A tree 80 to 100 ft high, with a trunk up to 3 ft in diameter, supporting a narrow roundish head of branches. Branchlets often becoming corky. In a young state the trees are pyramidal; winter buds and young shoots downy. Leaves oval to obovate, with an abrupt, slender point and an unequal, oblique base, 2 to 41⁄2 in. long, 11⁄4 to 23⁄4 in. wide, doubly toothed, glabrous, dark glossy green above, downy beneath; side veins in often over twenty pairs; stalk up to 1⁄4 in. long, sometimes partially covered by the overlapping bases of the blade. Flowers in racemes 1 to 2 in. long. Samaras oval, 1⁄2 to 3⁄4 in. long, downy all over as well as on the thickened margins, with a slight open notch at the apex, the two points erect.
A native of N. America from southeast Canada and New England west to Minnesota and Iowa, south to Tennessee. It produces a hard timber, whence ‘rock elm’, but is of no economic importance and grows slowly even in its native country. An example at Kew, although almost half-a-century old, measures only 38 × 13⁄4 ft (1970). The distinctive points of this species are the large, downy winter-buds, 1⁄4 or 3⁄8 in. long, the racemose inflorescence and the shallowly notched hairy fruits.
U. alata Michx. Wahoo or Winged Elm. – Allied to U. thomasii, differing in its smaller stature, shorter almost sessile leaves (to 21⁄2 in. long) and the narrower ovate-lanceolate samaras. A native of the southern and southern-central USA, attaining its best development in the Mississippi delta. The twigs of this species soon develop a pair of opposite corky wings, though these are sometimes absent; in U. thomasii the cork appears later and is less regular. As in U. thomasii the leaves are downy beneath and the samaras downy on the surface and edge.
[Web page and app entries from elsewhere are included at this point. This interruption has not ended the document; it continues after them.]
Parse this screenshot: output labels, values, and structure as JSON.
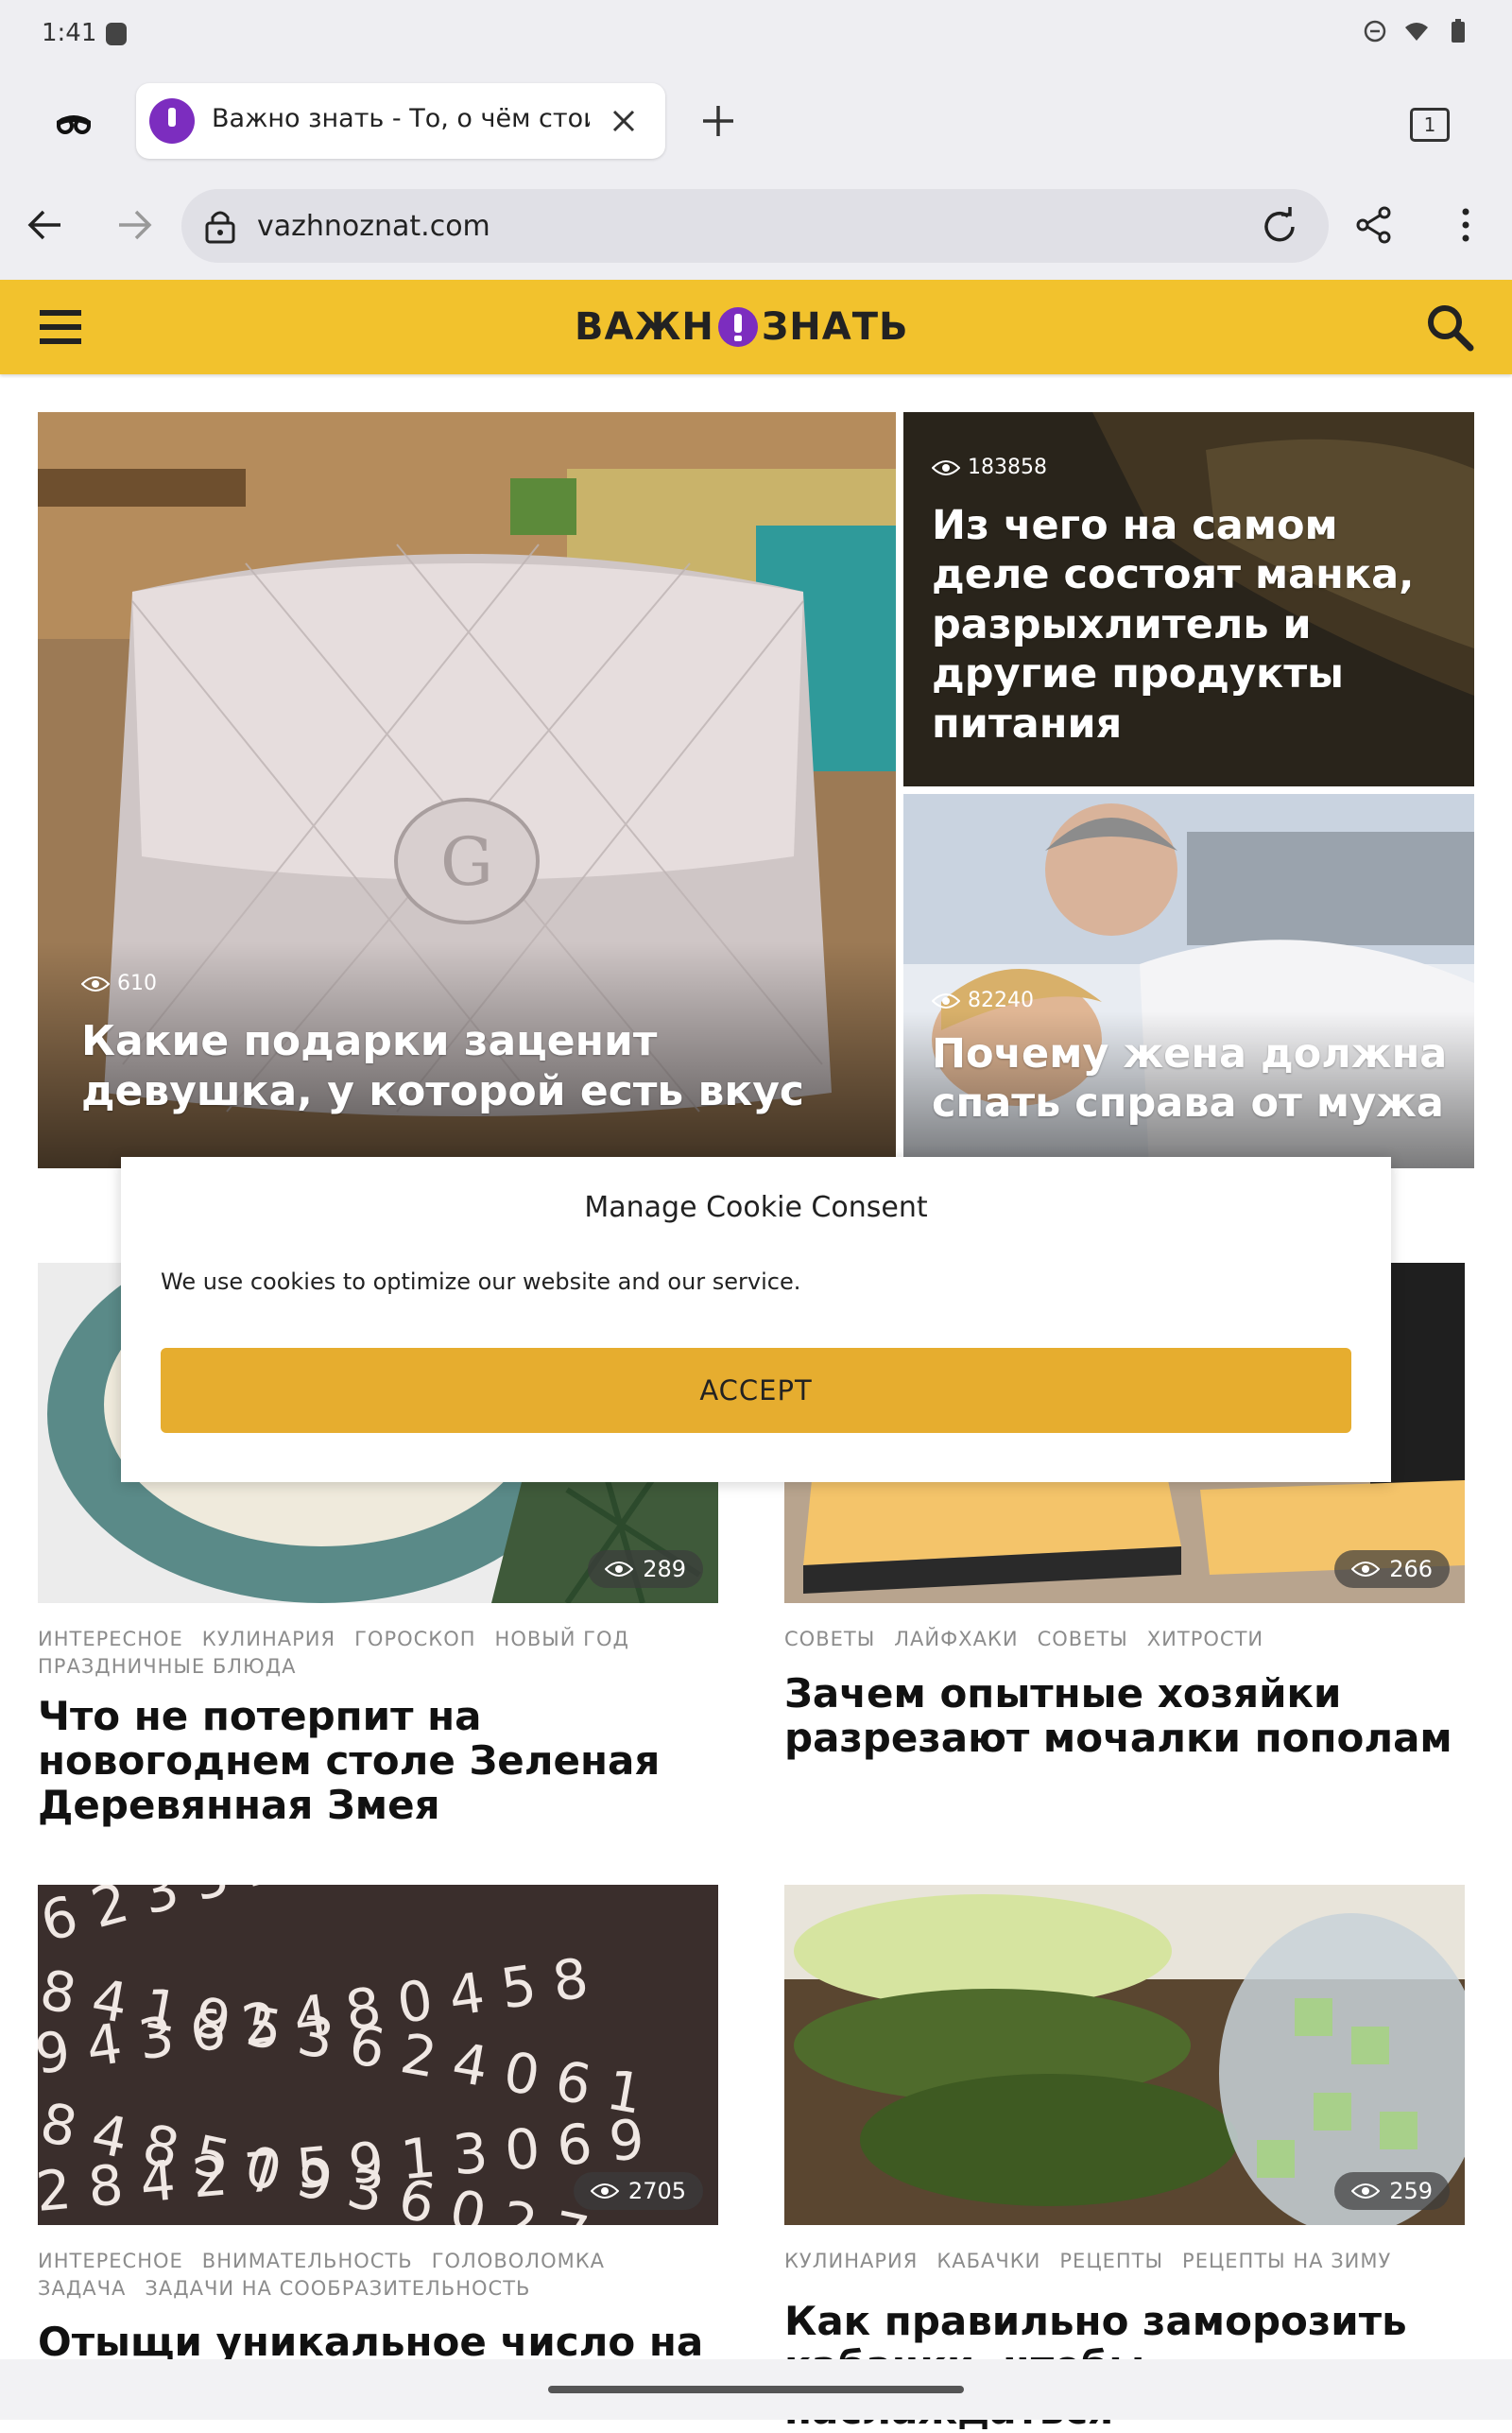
{
  "status_bar": {
    "time": "1:41"
  },
  "browser": {
    "tab_title": "Важно знать - То, о чём стоит",
    "tab_count": "1",
    "url": "vazhnoznat.com"
  },
  "site": {
    "logo_left": "ВАЖН",
    "logo_right": "ЗНАТЬ",
    "accent_color": "#f2c22d",
    "brand_color": "#7c2dbf"
  },
  "hero": [
    {
      "views": "610",
      "title": "Какие подарки заценит девушка, у которой есть вкус"
    },
    {
      "views": "183858",
      "title": "Из чего на самом деле состоят манка, разрыхлитель и другие продукты питания"
    },
    {
      "views": "82240",
      "title": "Почему жена должна спать справа от мужа"
    }
  ],
  "cards": [
    {
      "views": "289",
      "categories": [
        "ИНТЕРЕСНОЕ",
        "КУЛИНАРИЯ",
        "ГОРОСКОП",
        "НОВЫЙ ГОД",
        "ПРАЗДНИЧНЫЕ БЛЮДА"
      ],
      "title": "Что не потерпит на новогоднем столе Зеленая Деревянная Змея"
    },
    {
      "views": "266",
      "categories": [
        "СОВЕТЫ",
        "ЛАЙФХАКИ",
        "СОВЕТЫ",
        "ХИТРОСТИ"
      ],
      "title": "Зачем опытные хозяйки разрезают мочалки пополам"
    },
    {
      "views": "2705",
      "categories": [
        "ИНТЕРЕСНОЕ",
        "ВНИМАТЕЛЬНОСТЬ",
        "ГОЛОВОЛОМКА",
        "ЗАДАЧА",
        "ЗАДАЧИ НА СООБРАЗИТЕЛЬНОСТЬ"
      ],
      "title": "Отыщи уникальное число на"
    },
    {
      "views": "259",
      "categories": [
        "КУЛИНАРИЯ",
        "КАБАЧКИ",
        "РЕЦЕПТЫ",
        "РЕЦЕПТЫ НА ЗИМУ"
      ],
      "title": "Как правильно заморозить кабачки, чтобы наслаждаться"
    }
  ],
  "cookie": {
    "title": "Manage Cookie Consent",
    "text": "We use cookies to optimize our website and our service.",
    "accept_label": "ACCEPT",
    "accept_color": "#e6ad2f"
  },
  "icons": {
    "incognito": "incognito-icon",
    "close": "close-icon",
    "add": "plus-icon",
    "back": "arrow-left-icon",
    "forward": "arrow-right-icon",
    "lock": "lock-icon",
    "reload": "reload-icon",
    "share": "share-icon",
    "more": "more-vert-icon",
    "menu": "hamburger-icon",
    "search": "search-icon",
    "views": "eye-icon"
  }
}
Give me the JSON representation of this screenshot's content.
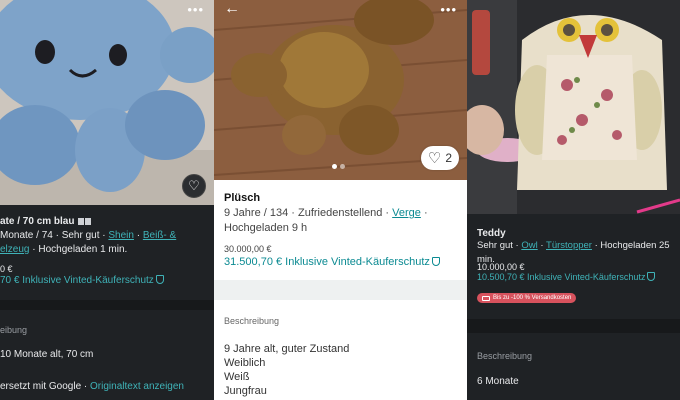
{
  "left": {
    "title": "ate / 70 cm blau",
    "meta_line1_prefix": "Monate / 74 · Sehr gut · ",
    "meta_link1": "Shein",
    "meta_sep": " · ",
    "meta_link2": "Beiß- &",
    "meta_line2_link": "elzeug",
    "meta_line2_suffix": " · Hochgeladen 1 min.",
    "price": "0 €",
    "total": "70 € Inklusive Vinted-Käuferschutz",
    "desc_label": "eibung",
    "desc_text": "10 Monate alt, 70 cm",
    "translate_text": "ersetzt mit Google · ",
    "translate_link": "Originaltext anzeigen"
  },
  "middle": {
    "title": "Plüsch",
    "meta_line1_prefix": "9 Jahre / 134 · Zufriedenstellend · ",
    "meta_link": "Verge",
    "meta_line1_suffix": " ·",
    "meta_line2": "Hochgeladen 9 h",
    "price": "30.000,00 €",
    "total": "31.500,70 € Inklusive Vinted-Käuferschutz",
    "like_count": "2",
    "desc_label": "Beschreibung",
    "desc_lines": [
      "9 Jahre alt, guter Zustand",
      "Weiblich",
      "Weiß",
      "Jungfrau"
    ]
  },
  "right": {
    "title": "Teddy",
    "meta_line1_prefix": "Sehr gut · ",
    "meta_link1": "Owl",
    "meta_sep": " · ",
    "meta_link2": "Türstopper",
    "meta_line1_suffix": " · Hochgeladen 25 min.",
    "price": "10.000,00 €",
    "total": "10.500,70 € Inklusive Vinted-Käuferschutz",
    "badge": "Bis zu -100 % Versandkosten",
    "desc_label": "Beschreibung",
    "desc_text": "6 Monate"
  },
  "icons": {
    "more": "more-options-icon",
    "back": "back-arrow-icon",
    "heart": "heart-icon",
    "shield": "shield-icon",
    "truck": "truck-icon"
  },
  "colors": {
    "accent_dark": "#3fb3b8",
    "accent_light": "#0b8a92",
    "badge": "#d7525d"
  }
}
This elm is rare in Britain, where it has been confused with the corky-barked form of U. carpinifolia, which differs obviously in its inflorescences and samaras, and in having longer-stalked leaves glabrous beneath.